You have nine gold coins, but one isn’t pure. One has been minted with a cheap alloy, and is known to be heavier than the others. You have a simple balance scale. How do you determine the impure coin with only two weighings?

The solution to this one was pretty straightforward, and my solution was identical to the one presented this week. The second riddle was a little harder:

You have 12 gold coins — or so you think! One is fake and is known to have a different weight than the others. It could be heavier or lighter; you only know it’s wrong. Using the same simple balance scale, how do you determine the incorrect coin, and whether it is heavier or lighter, in only three weighings?

I got the solution to this one too. However, I was disappointed to see that the solution presented in this week’s column was different from mine, and in my opinion, not nearly as elegant. The official included a pair of if-then type statements—weigh 4 coins against 4 other coins, and leave 4 coins off. If the scale balances, then the fake coin is in the group not on the scale, and it’s easy to find the right coin in 2 more weighings. If the scale doesn’t, then it’s one of the 8 on the scale and there is a more complex weighing scheme.

I think my solution, below, is better because it prescribes the exact same experimental procedure regardless of the outcome of the weighings. I also conjecture that the FiveThirtyEight solution is mathematically equivalent but easier to picture.

Label the coins A thru L. Use the table below to put the coins on the correct spot–L for left balance, R for right balance, O for off the scale.
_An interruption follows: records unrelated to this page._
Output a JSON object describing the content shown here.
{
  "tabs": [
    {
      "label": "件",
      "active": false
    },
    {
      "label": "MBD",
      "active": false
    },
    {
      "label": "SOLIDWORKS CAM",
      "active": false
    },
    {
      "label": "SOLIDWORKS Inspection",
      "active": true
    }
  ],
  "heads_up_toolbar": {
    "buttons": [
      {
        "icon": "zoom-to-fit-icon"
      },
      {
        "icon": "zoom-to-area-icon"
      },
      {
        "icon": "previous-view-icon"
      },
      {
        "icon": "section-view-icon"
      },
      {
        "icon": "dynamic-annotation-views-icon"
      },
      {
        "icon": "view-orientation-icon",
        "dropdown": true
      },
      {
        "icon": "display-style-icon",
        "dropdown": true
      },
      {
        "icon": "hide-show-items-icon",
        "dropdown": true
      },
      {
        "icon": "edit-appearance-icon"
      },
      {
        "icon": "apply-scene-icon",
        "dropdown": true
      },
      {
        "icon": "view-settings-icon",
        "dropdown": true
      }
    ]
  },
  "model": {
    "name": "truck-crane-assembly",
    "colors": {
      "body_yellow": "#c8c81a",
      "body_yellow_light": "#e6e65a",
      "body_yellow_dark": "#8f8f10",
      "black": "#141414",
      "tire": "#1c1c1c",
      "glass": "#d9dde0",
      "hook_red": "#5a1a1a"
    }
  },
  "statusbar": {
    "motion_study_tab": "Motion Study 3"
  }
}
W1 is the first weighing, W2 the second, and W3 the third.

--| A | B | C | D | E | F | G | H | I | J | K | L |
W1| O | O | O | O | L | R | L | R | R | L | R | L |
W2| O | R | R | R | O | O | O | L | L | L | R | L |
W3| R | O | L | R | O | R | R | O | L | O | L | L |

Find the pattern of tips left (L), tips right (R), or balances (B) in these two
tables. The column indicates which coin is fake. If the pattern is in the first
table, the fake coin is heavy. If it’s in the second, it’s light.

Heavy table

| A | B | C | D | E | F | G | H | I | J | K | L |
| B | B | B | B | L | R | L | R | R | L | R | L |
| B | R | R | R | B | B | B | L | L | L | R | L |
| R | B | L | R | B | R | R | B | L | B | L | L |

Light table

| A | B | C | D | E | F | G | H | I | J | K | L |
| B | B | B | B | R | L | R | L | L | R | L | R |
| B | L | L | L | B | B | B | R | R | R | L | R |
| L | B | R | L | B | L | L | B | R | B | R | R |